Standing 591-feet tall, with 41 floors is London’s skyscraper known as The Gherkin (yes, like the cucumber). The modern tower was carefully constructed with the help of parametric modeling amongst other math-savvy formulas so the architects could predict how to minimize whirlwinds around its base. The design’s tapered top and bulging center maximize ventilation. The building uses half the energy of other towers the same size. Any mathematician would be pleased to claim credit for the building, but architectural firm Foster and Partners might have something to say about that.
Experimental Math-Music Pavilion
Imagine walking up to the Philips Pavilion at the 1958 World’s Fair and seeing this crazy construction of asymmetric hyperbolic paraboloids and steel tension cables. Mind. Blown. This amazing building appeared at the first Expo after World War II, so it was an important moment that allowed its creators to show off the technological progress the world had made since the devastating battle. Philips Electronics Company wanted to create a unique experience for visitors, so they collaborated with an international group of renown architects, artists, and composers to create the experimental space. ArchDaily wrote about the groundbreaking, temporary building, calling it the “first electronic-spatial environment to combine architecture, film, light and music to a total experience made to functions in time and space. It was through these visually inspired concepts that elevated the Philips Pavilion into a complete experience where one could visualize their special movements through a space of sound, light, and time.” Poeme Electronique was one of the works prominently displayed at the time.
Modern Music-Math Home
A classical violinist commissioned an eccentric, $24 million dollar home located on the edge of a Toronto ravine.

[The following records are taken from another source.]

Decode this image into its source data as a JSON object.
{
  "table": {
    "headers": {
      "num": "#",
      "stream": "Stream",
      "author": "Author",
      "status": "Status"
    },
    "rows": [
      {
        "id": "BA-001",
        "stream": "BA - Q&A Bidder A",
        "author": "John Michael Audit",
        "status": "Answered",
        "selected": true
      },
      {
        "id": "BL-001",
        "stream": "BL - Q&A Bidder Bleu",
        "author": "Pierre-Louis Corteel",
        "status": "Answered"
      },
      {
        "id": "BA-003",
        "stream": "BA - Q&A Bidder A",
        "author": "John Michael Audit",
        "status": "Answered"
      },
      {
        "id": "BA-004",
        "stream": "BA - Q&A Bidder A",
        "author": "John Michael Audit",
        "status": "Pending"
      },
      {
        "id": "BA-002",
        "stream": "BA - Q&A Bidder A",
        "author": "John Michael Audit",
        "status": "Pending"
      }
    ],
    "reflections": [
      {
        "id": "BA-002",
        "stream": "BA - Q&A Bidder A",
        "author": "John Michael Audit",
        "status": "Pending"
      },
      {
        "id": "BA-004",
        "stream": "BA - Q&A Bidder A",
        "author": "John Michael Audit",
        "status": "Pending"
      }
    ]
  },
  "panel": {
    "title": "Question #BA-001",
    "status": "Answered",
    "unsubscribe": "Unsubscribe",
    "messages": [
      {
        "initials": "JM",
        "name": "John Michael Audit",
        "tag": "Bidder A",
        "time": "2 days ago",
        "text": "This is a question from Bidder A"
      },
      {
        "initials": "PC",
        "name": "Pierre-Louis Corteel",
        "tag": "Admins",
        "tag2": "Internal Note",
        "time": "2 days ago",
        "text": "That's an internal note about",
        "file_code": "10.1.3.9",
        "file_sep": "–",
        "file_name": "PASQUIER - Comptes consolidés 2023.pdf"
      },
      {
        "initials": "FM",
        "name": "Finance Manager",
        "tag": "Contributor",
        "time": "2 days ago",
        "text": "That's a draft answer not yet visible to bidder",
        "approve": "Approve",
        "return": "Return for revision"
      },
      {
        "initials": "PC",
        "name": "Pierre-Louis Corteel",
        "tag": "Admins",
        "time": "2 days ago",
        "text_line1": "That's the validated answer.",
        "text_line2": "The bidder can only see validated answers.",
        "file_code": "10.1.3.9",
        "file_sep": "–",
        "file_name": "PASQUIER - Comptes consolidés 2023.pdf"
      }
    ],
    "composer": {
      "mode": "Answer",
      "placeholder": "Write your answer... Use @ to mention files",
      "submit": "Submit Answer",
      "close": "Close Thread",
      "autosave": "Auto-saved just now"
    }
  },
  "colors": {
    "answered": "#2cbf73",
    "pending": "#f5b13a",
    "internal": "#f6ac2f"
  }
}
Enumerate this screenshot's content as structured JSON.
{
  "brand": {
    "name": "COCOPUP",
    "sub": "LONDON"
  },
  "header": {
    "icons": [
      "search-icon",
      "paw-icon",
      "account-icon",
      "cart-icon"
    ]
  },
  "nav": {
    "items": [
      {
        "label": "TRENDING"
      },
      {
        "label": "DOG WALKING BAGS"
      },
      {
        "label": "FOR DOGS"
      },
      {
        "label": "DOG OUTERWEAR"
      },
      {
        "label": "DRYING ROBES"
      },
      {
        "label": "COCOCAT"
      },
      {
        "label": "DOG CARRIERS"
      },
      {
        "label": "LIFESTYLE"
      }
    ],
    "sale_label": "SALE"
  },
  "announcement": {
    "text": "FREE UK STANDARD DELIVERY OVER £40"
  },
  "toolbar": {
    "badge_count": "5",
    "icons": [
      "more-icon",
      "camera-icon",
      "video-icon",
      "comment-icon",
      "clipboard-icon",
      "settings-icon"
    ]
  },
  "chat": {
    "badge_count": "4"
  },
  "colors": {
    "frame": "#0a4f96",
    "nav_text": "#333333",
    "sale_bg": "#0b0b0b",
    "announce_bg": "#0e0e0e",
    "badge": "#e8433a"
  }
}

The curved, elegant structure — which also serves as an incredible concert space for 200 people — was named the Integral House. (Calculus geeks, represent!) The home’s owner Jim Stewart was a calculus professor who wrote textbooks and wanted to incorporate the mathematical sign into the home’s name and design. Undulating glass and wood walls also echo the shape of a violin.
Solar Algorithm Wizardry
Barcelona’s Endesa Pavillion used mathematical algorithms to alter the cubic building’s geometry, based on solar inclination and the structure’s proposed orientation. Algorithms can be used to create the perfect building for any location with the right computer program. For Endesa, the movement of the sun was tracked on site before an architect from the Institute for Advance Architecture of Catalonia stepped in to complete the picture. The algorithm essentially did all the planning for him, calculating the building’s optimal form for that particular location.
Welcome to Cube Village, built by Dutch architect Piet Blom. His tilted, geometric houses — built on top of a pedestrian bridge to mimic an abstract forest — are split into three levels. The top has windows on every facade and feels like a separate structure entirely.
Magic Square Cathedral
The Sagrada Familia cathedral in Barcelona designed by Antoni Gaudí is a mathematician’s dream. Hyperbolic paraboloid structures are featured throughout. Have you eaten Pringles? Then you definitely know what a Hyperbolic paraboloid structure is. Catenary arches (a geometric curve) abound. The cathedral also contains a Magic Square — an arrangement of numbers that equal the same amount in every column, row, and diagonal. The magic number in Sagrada Familia’s case is 33, which alludes to multiple religious symbols. For example, Jesus performed 33 recorded miracles, and most Christians believe he was crucified at 33 years old in 33 A.D.
Image credit: jrgts’
Fractal Gas Station Makeover
A fractal is a fragmented geometric shape that is split into several parts, but each of those components is just a smaller-sized copy of the overall form. Many architects apply this mathematical principle to their building designs, like this Los Angeles gas station that recently had a “green” makeover. Everything has been stripped down — including the filling station’s signs, which are subtle symbols — and the mirrored facade beautifies ninety solar panels that power the station. Recycled materials and a plant-covered roof complete the enviro-friendly revamp.